TASK DETAILS: Give the records below again, exactly as they appear.

───

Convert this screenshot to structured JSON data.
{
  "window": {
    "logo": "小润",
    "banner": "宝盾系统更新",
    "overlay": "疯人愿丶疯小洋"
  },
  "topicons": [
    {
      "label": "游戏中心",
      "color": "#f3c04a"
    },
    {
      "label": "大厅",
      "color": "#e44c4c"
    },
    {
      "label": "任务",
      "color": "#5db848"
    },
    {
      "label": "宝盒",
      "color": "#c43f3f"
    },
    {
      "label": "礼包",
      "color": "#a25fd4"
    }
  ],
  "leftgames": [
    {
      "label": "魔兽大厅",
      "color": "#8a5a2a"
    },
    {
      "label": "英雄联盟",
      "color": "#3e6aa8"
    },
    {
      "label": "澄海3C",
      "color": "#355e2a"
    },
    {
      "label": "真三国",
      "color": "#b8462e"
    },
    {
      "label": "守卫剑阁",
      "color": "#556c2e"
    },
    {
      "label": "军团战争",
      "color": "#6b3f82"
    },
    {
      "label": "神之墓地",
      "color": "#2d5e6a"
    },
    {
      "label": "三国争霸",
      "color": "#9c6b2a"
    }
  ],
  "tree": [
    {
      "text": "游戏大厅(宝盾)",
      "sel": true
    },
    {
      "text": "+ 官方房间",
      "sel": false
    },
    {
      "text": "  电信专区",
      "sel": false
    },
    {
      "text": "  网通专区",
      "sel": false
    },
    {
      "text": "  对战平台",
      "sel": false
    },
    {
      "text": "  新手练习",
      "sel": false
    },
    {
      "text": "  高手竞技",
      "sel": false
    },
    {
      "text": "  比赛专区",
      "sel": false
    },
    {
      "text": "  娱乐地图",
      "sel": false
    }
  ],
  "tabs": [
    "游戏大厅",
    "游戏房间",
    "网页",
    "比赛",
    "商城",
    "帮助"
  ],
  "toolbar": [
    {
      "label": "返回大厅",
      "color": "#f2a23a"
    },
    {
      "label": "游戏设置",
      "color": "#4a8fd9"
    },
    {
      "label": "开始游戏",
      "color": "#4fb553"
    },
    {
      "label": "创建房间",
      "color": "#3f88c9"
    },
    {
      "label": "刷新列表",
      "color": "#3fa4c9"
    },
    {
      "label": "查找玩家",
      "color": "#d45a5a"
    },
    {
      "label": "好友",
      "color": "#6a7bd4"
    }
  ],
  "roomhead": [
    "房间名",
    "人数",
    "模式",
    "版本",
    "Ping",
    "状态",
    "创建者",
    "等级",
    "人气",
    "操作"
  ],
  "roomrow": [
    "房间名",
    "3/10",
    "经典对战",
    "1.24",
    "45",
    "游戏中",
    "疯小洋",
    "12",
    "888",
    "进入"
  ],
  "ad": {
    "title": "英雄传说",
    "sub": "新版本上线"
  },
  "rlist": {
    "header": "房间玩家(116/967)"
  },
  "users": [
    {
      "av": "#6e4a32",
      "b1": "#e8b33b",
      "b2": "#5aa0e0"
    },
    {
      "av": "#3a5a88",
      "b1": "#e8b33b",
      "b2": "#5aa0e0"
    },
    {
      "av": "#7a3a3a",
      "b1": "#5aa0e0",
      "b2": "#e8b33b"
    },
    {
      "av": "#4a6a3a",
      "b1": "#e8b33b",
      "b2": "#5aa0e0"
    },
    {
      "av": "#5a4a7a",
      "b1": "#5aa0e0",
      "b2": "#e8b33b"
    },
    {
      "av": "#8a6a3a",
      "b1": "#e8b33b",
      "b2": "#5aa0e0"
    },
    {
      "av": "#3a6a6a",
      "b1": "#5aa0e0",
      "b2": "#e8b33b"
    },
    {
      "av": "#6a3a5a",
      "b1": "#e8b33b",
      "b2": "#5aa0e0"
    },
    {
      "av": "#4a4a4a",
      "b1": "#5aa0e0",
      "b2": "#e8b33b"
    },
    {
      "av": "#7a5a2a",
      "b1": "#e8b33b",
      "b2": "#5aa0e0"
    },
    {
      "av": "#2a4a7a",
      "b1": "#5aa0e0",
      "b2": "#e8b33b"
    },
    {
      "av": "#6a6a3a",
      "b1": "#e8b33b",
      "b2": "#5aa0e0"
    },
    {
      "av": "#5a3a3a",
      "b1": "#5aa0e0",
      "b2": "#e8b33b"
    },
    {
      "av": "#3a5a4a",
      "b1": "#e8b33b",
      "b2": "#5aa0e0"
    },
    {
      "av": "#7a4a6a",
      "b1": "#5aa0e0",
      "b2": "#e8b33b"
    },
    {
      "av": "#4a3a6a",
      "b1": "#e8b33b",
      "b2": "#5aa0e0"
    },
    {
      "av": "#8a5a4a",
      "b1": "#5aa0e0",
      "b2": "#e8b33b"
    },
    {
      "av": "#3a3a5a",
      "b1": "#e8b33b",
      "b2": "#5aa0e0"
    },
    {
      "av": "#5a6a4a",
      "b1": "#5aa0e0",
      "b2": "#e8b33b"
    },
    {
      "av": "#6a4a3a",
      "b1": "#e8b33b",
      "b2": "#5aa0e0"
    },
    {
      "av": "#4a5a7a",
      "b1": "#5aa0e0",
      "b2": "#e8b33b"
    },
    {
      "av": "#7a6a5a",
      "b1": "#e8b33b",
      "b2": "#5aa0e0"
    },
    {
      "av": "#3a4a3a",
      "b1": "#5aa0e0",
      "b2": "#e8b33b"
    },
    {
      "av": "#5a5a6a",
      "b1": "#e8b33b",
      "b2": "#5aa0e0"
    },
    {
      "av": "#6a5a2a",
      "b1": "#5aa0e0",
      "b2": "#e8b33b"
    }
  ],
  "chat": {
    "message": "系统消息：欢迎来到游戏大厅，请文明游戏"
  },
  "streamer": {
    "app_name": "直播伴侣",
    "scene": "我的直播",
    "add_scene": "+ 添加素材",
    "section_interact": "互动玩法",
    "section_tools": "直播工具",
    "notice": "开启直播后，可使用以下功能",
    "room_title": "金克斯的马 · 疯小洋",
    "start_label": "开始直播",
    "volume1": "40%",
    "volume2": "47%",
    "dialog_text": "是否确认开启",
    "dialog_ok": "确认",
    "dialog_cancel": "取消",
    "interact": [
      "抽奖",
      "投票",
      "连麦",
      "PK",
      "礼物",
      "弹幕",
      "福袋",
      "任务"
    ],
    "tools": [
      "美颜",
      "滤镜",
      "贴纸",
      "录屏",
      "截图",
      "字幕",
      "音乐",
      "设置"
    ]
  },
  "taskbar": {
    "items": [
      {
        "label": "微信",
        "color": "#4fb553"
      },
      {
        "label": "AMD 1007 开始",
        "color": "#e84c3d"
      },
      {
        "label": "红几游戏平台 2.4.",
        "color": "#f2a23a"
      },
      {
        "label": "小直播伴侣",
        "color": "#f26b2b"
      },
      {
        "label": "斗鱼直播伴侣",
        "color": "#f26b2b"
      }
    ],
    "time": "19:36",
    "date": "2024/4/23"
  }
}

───

SOLUTION FOR THIS EXERCISE:
Convert this screenshot to structured JSON data.
{
  "window": {
    "logo": "小润",
    "banner": "宝盾系统更新",
    "overlay": "疯人愿丶疯小洋"
  },
  "topicons": [
    {
      "label": "游戏中心",
      "color": "#f3c04a"
    },
    {
      "label": "大厅",
      "color": "#e44c4c"
    },
    {
      "label": "任务",
      "color": "#5db848"
    },
    {
      "label": "宝盒",
      "color": "#c43f3f"
    },
    {
      "label": "礼包",
      "color": "#a25fd4"
    }
  ],
  "leftgames": [
    {
      "label": "魔兽大厅",
      "color": "#8a5a2a"
    },
    {
      "label": "英雄联盟",
      "color": "#3e6aa8"
    },
    {
      "label": "澄海3C",
      "color": "#355e2a"
    },
    {
      "label": "真三国",
      "color": "#b8462e"
    },
    {
      "label": "守卫剑阁",
      "color": "#556c2e"
    },
    {
      "label": "军团战争",
      "color": "#6b3f82"
    },
    {
      "label": "神之墓地",
      "color": "#2d5e6a"
    },
    {
      "label": "三国争霸",
      "color": "#9c6b2a"
    }
  ],
  "tree": [
    {
      "text": "游戏大厅(宝盾)",
      "sel": true
    },
    {
      "text": "+ 官方房间",
      "sel": false
    },
    {
      "text": "  电信专区",
      "sel": false
    },
    {
      "text": "  网通专区",
      "sel": false
    },
    {
      "text": "  对战平台",
      "sel": false
    },
    {
      "text": "  新手练习",
      "sel": false
    },
    {
      "text": "  高手竞技",
      "sel": false
    },
    {
      "text": "  比赛专区",
      "sel": false
    },
    {
      "text": "  娱乐地图",
      "sel": false
    }
  ],
  "tabs": [
    "游戏大厅",
    "游戏房间",
    "网页",
    "比赛",
    "商城",
    "帮助"
  ],
  "toolbar": [
    {
      "label": "返回大厅",
      "color": "#f2a23a"
    },
    {
      "label": "游戏设置",
      "color": "#4a8fd9"
    },
    {
      "label": "开始游戏",
      "color": "#4fb553"
    },
    {
      "label": "创建房间",
      "color": "#3f88c9"
    },
    {
      "label": "刷新列表",
      "color": "#3fa4c9"
    },
    {
      "label": "查找玩家",
      "color": "#d45a5a"
    },
    {
      "label": "好友",
      "color": "#6a7bd4"
    }
  ],
  "roomhead": [
    "房间名",
    "人数",
    "模式",
    "版本",
    "Ping",
    "状态",
    "创建者",
    "等级",
    "人气",
    "操作"
  ],
  "roomrow": [
    "房间名",
    "3/10",
    "经典对战",
    "1.24",
    "45",
    "游戏中",
    "疯小洋",
    "12",
    "888",
    "进入"
  ],
  "ad": {
    "title": "英雄传说",
    "sub": "新版本上线"
  },
  "rlist": {
    "header": "房间玩家(116/967)"
  },
  "users": [
    {
      "av": "#6e4a32",
      "b1": "#e8b33b",
      "b2": "#5aa0e0"
    },
    {
      "av": "#3a5a88",
      "b1": "#e8b33b",
      "b2": "#5aa0e0"
    },
    {
      "av": "#7a3a3a",
      "b1": "#5aa0e0",
      "b2": "#e8b33b"
    },
    {
      "av": "#4a6a3a",
      "b1": "#e8b33b",
      "b2": "#5aa0e0"
    },
    {
      "av": "#5a4a7a",
      "b1": "#5aa0e0",
      "b2": "#e8b33b"
    },
    {
      "av": "#8a6a3a",
      "b1": "#e8b33b",
      "b2": "#5aa0e0"
    },
    {
      "av": "#3a6a6a",
      "b1": "#5aa0e0",
      "b2": "#e8b33b"
    },
    {
      "av": "#6a3a5a",
      "b1": "#e8b33b",
      "b2": "#5aa0e0"
    },
    {
      "av": "#4a4a4a",
      "b1": "#5aa0e0",
      "b2": "#e8b33b"
    },
    {
      "av": "#7a5a2a",
      "b1": "#e8b33b",
      "b2": "#5aa0e0"
    },
    {
      "av": "#2a4a7a",
      "b1": "#5aa0e0",
      "b2": "#e8b33b"
    },
    {
      "av": "#6a6a3a",
      "b1": "#e8b33b",
      "b2": "#5aa0e0"
    },
    {
      "av": "#5a3a3a",
      "b1": "#5aa0e0",
      "b2": "#e8b33b"
    },
    {
      "av": "#3a5a4a",
      "b1": "#e8b33b",
      "b2": "#5aa0e0"
    },
    {
      "av": "#7a4a6a",
      "b1": "#5aa0e0",
      "b2": "#e8b33b"
    },
    {
      "av": "#4a3a6a",
      "b1": "#e8b33b",
      "b2": "#5aa0e0"
    },
    {
      "av": "#8a5a4a",
      "b1": "#5aa0e0",
      "b2": "#e8b33b"
    },
    {
      "av": "#3a3a5a",
      "b1": "#e8b33b",
      "b2": "#5aa0e0"
    },
    {
      "av": "#5a6a4a",
      "b1": "#5aa0e0",
      "b2": "#e8b33b"
    },
    {
      "av": "#6a4a3a",
      "b1": "#e8b33b",
      "b2": "#5aa0e0"
    },
    {
      "av": "#4a5a7a",
      "b1": "#5aa0e0",
      "b2": "#e8b33b"
    },
    {
      "av": "#7a6a5a",
      "b1": "#e8b33b",
      "b2": "#5aa0e0"
    },
    {
      "av": "#3a4a3a",
      "b1": "#5aa0e0",
      "b2": "#e8b33b"
    },
    {
      "av": "#5a5a6a",
      "b1": "#e8b33b",
      "b2": "#5aa0e0"
    },
    {
      "av": "#6a5a2a",
      "b1": "#5aa0e0",
      "b2": "#e8b33b"
    }
  ],
  "chat": {
    "message": "系统消息：欢迎来到游戏大厅，请文明游戏"
  },
  "streamer": {
    "app_name": "直播伴侣",
    "scene": "我的直播",
    "add_scene": "+ 添加素材",
    "section_interact": "互动玩法",
    "section_tools": "直播工具",
    "notice": "开启直播后，可使用以下功能",
    "room_title": "金克斯的马 · 疯小洋",
    "start_label": "开始直播",
    "volume1": "40%",
    "volume2": "47%",
    "dialog_text": "是否确认开启",
    "dialog_ok": "确认",
    "dialog_cancel": "取消",
    "interact": [
      "抽奖",
      "投票",
      "连麦",
      "PK",
      "礼物",
      "弹幕",
      "福袋",
      "任务"
    ],
    "tools": [
      "美颜",
      "滤镜",
      "贴纸",
      "录屏",
      "截图",
      "字幕",
      "音乐",
      "设置"
    ]
  },
  "taskbar": {
    "items": [
      {
        "label": "微信",
        "color": "#4fb553"
      },
      {
        "label": "AMD 1007 开始",
        "color": "#e84c3d"
      },
      {
        "label": "红几游戏平台 2.4.",
        "color": "#f2a23a"
      },
      {
        "label": "小直播伴侣",
        "color": "#f26b2b"
      },
      {
        "label": "斗鱼直播伴侣",
        "color": "#f26b2b"
      }
    ],
    "time": "19:36",
    "date": "2024/4/23"
  }
}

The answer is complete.